The Hidden Gems of Shanghainese Cuisine
One of the largest misnomers I’ve seen in the American perception of Chinese food, is the term “Chinese food” itself. To call something “American food” sounds ridiculous, because America is inherently a melting pot of so many different cuisines with hundreds if not thousands of flavor profiles. In the same way, China is an amalgamation of different provinces, each with distinct cooking methods and iconic dishes that characterize them, from the numbing spice of Sichuan’s chuancai to the emphasis on primary flavor within Guangdong’s yuecai.
I grew up with a huge Shanghainese extended family.
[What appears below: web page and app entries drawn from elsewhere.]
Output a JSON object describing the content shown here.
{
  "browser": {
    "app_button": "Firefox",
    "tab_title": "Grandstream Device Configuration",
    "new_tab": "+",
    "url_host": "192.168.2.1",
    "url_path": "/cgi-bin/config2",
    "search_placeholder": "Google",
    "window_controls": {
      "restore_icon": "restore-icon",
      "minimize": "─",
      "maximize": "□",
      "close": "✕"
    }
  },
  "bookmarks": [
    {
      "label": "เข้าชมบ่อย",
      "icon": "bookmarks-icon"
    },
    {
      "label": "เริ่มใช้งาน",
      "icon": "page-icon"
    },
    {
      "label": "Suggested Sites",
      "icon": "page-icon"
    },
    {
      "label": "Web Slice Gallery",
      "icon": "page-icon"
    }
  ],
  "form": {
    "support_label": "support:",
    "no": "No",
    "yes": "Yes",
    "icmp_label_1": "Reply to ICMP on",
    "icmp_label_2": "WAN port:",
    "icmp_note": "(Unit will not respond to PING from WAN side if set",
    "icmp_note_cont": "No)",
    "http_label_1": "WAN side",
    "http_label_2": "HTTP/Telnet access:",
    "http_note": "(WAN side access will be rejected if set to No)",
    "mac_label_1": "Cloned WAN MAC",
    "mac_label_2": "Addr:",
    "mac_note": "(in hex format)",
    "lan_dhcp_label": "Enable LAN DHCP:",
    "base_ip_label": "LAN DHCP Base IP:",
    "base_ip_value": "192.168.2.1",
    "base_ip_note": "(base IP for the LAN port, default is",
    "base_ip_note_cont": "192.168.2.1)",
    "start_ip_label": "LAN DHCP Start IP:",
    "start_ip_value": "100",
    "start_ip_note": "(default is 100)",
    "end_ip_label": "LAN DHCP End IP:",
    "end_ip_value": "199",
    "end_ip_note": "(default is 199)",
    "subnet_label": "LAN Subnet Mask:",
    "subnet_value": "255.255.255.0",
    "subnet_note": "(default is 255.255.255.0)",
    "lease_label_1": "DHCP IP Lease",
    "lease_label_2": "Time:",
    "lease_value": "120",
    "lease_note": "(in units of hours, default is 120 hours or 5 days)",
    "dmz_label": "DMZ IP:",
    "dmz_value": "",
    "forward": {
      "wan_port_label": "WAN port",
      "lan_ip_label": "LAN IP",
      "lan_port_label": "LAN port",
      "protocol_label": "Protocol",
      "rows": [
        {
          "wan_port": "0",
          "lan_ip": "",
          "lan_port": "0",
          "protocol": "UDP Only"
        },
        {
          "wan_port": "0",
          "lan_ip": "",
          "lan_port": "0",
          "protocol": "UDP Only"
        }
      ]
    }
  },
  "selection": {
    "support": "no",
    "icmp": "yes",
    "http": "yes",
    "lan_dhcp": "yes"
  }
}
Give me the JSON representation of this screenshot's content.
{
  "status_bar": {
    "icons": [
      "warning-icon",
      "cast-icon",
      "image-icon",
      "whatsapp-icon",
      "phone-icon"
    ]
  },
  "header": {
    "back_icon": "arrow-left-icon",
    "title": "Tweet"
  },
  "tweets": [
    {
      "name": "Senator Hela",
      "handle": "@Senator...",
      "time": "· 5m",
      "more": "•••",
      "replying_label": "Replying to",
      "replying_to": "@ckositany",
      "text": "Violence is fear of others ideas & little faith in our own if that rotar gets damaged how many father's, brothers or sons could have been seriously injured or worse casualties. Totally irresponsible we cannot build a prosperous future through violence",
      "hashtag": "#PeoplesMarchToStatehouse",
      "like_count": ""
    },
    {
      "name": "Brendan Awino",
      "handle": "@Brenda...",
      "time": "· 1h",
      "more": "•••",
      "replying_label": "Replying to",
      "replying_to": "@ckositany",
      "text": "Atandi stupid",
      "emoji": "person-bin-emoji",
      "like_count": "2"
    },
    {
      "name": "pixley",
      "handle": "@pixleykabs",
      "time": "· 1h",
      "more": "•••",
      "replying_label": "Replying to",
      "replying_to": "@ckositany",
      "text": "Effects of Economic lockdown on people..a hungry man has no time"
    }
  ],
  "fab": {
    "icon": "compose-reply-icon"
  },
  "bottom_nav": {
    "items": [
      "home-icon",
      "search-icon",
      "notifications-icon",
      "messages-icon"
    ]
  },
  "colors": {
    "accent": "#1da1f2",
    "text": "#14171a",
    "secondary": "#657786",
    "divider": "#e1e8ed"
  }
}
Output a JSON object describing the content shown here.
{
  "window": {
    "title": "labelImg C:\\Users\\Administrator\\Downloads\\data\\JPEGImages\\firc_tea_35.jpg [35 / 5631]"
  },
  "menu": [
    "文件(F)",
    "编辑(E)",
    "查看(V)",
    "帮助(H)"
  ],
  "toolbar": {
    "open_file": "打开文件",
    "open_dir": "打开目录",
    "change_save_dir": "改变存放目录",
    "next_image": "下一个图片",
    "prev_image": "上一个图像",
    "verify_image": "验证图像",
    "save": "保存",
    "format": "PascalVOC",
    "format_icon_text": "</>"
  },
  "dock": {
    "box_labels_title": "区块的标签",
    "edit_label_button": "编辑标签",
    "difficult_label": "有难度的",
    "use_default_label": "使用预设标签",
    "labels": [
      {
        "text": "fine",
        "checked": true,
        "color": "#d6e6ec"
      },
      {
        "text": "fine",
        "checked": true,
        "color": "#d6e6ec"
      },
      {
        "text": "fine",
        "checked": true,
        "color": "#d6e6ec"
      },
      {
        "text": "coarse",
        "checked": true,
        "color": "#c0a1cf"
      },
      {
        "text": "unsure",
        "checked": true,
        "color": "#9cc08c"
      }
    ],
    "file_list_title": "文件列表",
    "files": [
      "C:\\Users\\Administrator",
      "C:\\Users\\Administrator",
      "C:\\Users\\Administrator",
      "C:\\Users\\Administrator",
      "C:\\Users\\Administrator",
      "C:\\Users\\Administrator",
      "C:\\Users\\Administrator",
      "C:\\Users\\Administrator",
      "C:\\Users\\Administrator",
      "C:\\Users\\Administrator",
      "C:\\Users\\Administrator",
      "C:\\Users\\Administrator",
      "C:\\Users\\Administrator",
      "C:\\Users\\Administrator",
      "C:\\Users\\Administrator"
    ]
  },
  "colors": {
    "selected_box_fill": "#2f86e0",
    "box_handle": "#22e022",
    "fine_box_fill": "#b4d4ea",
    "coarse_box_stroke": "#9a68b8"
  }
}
Our annual family reunions in the San Gabriel Valley of California were always filled with chaotic games of mahjong, unintelligible yelling in Shanghainese, and plenty of food. I remember spending the holidays sitting with my grandma wrapping dumplings for hours and anxiously trying to figure out how to fold the edges as swiftly as she did. It’s something I now look forward to every year.
However, it took me a long time to appreciate my heritage. As a kid, I constantly felt this deep cultural divide between my life and the lives of characters I would watch on Disney Channel. I listened with pure jealousy as my friends would describe their extensive Thanksgiving dinners, adorned with turkey, mashed potatoes, and pumpkin pie, and I would constantly ask my mom, “Why can’t we just go to an American restaurant for once?” But I’ve grown to feel so lucky that I have access to such a rich, complex history of food.
Shanghai cuisine, which is also known as Hu or Benbang Cuisine, emphasizes the preservation of the flavor of a dish’s ingredients, while using condiments to bring out each ingredient’s elements. Although foods are prepared in a variety of ways, from steaming to baking to deep-frying, Shanghainese dishes are famed for being marinated in wine and then cooked, developing a unique red color. Incorporating sugar is also an important aspect of cooking in Shanghai.
Sadly, traveling to Shanghai to try the restaurants and mouth-watering street snacks in person is a feat that is out of reach for most. But the next time you find yourself in Chinatown or considering new foods to try, look out for some of these dishes, that I’ll be reminiscing about as I’m writing about them.
Sheng Jian Bao (Fried Pork Bun)
Image from Flickr
There’s a good chance you might’ve heard about xiao long bao or soup dumplings, the hallmark of Shanghai dumplings and a popular menu item at dim sum. But sheng jian bao does not get enough credit. These buns are filled with a flavorful pork filling, a modest amount of soup, and then both steamed and fried, giving it a depth of textures.
You Tiao (The Chinese Donut)
Everytime I visit my relatives in Shanghai, I wake up at the crack of dawn to meet the loyal street vendors that sell these golden-brown fried dough sticks. They’re typically eaten for breakfast, and be sure to pair them with some warm soy milk or rice porridge.
Hong Shao Rou (Red Braised Pork Belly)
This pork belly is not only marinated in a rich sauce of garlic, dark soy sauce, and rice wine, it also seriously melts in your mouth. Fittingly, it’s sometimes called Grandmother’s Pork. This was always what I wanted for dinner when my grandma cooked, and she kept some of the extra sauce set aside because I loved putting it on my rice.
Nian Gao (Stir-Fried Rice Cakes)
These are soft yet chewy oval rice cakes that have variations throughout Chinese regions, but in Shanghai, are commonly stir-fried with a protein and vegetables of choice. They’re addictive year round but also symbolize good luck when eaten during Chinese New Year.